Thanks for your support and prayers!
Since our last post, Tom and Trey have witnessed two aftershocks in Jimani. They are safe, and the clinic and orphanage didn’t suffer any damage. However, the Haitian patients and refugees are frightened. They moved from sleeping inside the building to outside. During the first aftershock, many jumped from second story windows because they were scared the builiding would collapse on them.
Tom and Trey had not been able to travel into Haiti yet, but they were exactly where they needed to be. Saturday morning around 2 a.m., the entire facility’s water system shut down. With close to 1,000 people relying on this water system, this was a huge problem. Tom and Trey worked for several hours, and were able to reestablish water at Jimani. Check www.haitifooddrive.blogspot.com to find out more about the Jimani project and how Tom and Trey helped.
Yesterday (Sunday), they finally made it in to Port-au-prince, where they set up one water purification system at one of Harvest Field Ministries’ facilities. They are returning today to set up another system. Most of the roads into outlying communities are impassable, but Tom said the main roads are cleared and aid is starting to be distributed more easily.
Here are some excerpts from emails Tom sent last week:
“So far we are holding up, and we feel good that there is so much for us to do here while we wait to get into Haiti. We are staying busy. I think Trey will agree that this is the most extreme mission ever, and we are not to ground zero yetâ€¦Thank you for praying for us.” Â
Tom and Trey arrived in the Dominican Republic yesterday (Thursday) afternoon. They traveled to Jimani, which is near the Haitian border, to a hospital sponsored by The Jimani Project, one of HERO’s partners. They were unable to purchase the car batteries for the water filtration systems because yesterday was a national holiday. Today, they should be able to buy the batteries and cross the border into Haiti to begin setting up the systems.
We will update when we hear more! Thanks for your prayers and generous contributions.
To donate to SIFAT online, click here. Please follow the directions for designating contributions. You can also donate by check – 2944 County Road 113, Lineville, AL 36266.
Plans have changed so many times during the past few days as we plan how SIFAT is getting involved with the Haiti relief effort. We told you our first plan on Monday. We always tell mission teams to remember to be flexible – and flexibility has been key this week. However, God is opening doors for SIFAT to take water purifiers that will give clean water for up to 10,000 people per system per day.

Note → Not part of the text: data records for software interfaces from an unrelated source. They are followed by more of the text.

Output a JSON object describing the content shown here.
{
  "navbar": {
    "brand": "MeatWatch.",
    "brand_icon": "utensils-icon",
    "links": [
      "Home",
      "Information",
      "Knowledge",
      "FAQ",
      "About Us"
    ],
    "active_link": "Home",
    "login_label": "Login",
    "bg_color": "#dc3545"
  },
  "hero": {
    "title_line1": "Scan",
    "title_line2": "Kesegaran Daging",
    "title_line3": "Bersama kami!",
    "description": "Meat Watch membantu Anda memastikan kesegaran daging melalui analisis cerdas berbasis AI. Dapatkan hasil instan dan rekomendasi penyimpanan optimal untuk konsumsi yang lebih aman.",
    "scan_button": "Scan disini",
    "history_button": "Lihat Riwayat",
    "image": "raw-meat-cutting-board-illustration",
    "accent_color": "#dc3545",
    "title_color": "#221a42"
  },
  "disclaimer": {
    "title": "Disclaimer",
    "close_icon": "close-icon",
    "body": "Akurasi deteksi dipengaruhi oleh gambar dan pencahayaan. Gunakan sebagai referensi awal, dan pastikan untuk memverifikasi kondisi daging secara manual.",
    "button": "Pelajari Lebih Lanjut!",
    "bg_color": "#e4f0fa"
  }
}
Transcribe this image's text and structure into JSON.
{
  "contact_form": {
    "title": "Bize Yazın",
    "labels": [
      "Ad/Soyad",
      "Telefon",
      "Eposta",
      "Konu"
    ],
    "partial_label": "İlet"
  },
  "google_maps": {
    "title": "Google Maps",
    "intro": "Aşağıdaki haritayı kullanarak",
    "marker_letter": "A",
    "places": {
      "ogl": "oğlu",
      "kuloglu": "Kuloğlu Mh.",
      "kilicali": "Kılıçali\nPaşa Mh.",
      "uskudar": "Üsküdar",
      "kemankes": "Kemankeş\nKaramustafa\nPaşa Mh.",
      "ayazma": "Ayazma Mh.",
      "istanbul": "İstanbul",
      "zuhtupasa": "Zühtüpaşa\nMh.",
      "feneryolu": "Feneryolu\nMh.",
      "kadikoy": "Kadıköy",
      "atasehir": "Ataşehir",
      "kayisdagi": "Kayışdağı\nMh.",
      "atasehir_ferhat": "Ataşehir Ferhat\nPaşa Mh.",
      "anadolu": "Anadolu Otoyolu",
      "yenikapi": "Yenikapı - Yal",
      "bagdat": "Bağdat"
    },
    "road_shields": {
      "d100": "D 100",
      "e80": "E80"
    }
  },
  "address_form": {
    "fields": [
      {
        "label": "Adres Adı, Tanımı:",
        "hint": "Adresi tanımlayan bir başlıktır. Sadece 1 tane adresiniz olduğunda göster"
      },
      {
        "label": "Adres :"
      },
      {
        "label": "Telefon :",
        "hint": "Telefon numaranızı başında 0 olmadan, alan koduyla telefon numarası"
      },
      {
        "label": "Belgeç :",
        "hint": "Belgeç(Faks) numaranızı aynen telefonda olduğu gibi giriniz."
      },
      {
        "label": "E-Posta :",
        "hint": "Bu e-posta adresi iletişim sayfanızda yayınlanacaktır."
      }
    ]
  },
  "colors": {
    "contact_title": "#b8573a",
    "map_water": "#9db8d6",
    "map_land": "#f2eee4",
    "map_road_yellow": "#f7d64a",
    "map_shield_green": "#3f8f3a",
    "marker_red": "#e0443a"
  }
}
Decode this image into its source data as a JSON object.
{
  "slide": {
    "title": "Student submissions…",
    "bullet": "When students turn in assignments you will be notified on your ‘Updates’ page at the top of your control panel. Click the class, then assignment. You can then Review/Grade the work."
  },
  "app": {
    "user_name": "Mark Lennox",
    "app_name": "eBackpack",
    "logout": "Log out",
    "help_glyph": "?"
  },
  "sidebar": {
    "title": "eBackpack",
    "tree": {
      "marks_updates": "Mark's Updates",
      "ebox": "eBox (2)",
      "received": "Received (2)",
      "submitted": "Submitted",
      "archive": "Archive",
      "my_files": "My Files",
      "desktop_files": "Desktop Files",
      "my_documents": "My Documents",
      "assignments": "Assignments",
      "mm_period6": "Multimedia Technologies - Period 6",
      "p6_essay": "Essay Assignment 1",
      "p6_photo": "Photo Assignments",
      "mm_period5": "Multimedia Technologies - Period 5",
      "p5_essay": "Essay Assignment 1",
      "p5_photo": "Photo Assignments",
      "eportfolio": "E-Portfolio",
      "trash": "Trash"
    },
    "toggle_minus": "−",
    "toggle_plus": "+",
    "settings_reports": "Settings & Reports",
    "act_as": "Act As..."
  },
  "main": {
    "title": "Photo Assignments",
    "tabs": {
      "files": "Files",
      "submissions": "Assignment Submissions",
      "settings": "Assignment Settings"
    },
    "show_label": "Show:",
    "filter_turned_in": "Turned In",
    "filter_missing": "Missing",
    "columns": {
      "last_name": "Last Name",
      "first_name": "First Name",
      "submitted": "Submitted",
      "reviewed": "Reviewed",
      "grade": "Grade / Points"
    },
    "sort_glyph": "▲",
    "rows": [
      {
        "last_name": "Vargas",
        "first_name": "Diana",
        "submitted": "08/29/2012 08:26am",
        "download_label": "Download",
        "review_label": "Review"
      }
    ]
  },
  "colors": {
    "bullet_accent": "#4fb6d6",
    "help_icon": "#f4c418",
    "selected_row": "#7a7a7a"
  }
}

Ten water purifiers are on a plane. They were supposed to get into the country yesterday, but didn’t. We hope they make it today. Tomorrow, our executive director Tom Corson and SIFAT graduate Trey Reed will fly commercially to the Dominican Republic and travel into Haiti.
SIFAT is partnering with several organizations to make this happen. To get an idea of some of what Tom and Trey will see and people with whom they may work, visit this blog.
Recent news articles about SIFAT and partnering organizations:
Blog from al.com with information about partnering ministries
The Randolph Leader’s article about SIFAT’s response
We have more news from some of our graduates and friends…
William Hatcher is back in the States. He and his team all made it home safely.
Pacius, a 1996 graduate, lives away from Port au Prince, but he has opened up is small home – 20’x20′ – to 30 people needing a place to stay. His daughter was in the city when the earthquake hit, but she was not hurt.
Anne, who was part of the 2009 field study, runs a school with 300 children and also works with a vanilla bean project for the community. She was in Haiti during the earthquake. In an email, she shares that every single person has lost someone or has someone missing. The pain, sadness and despair is overwhelming.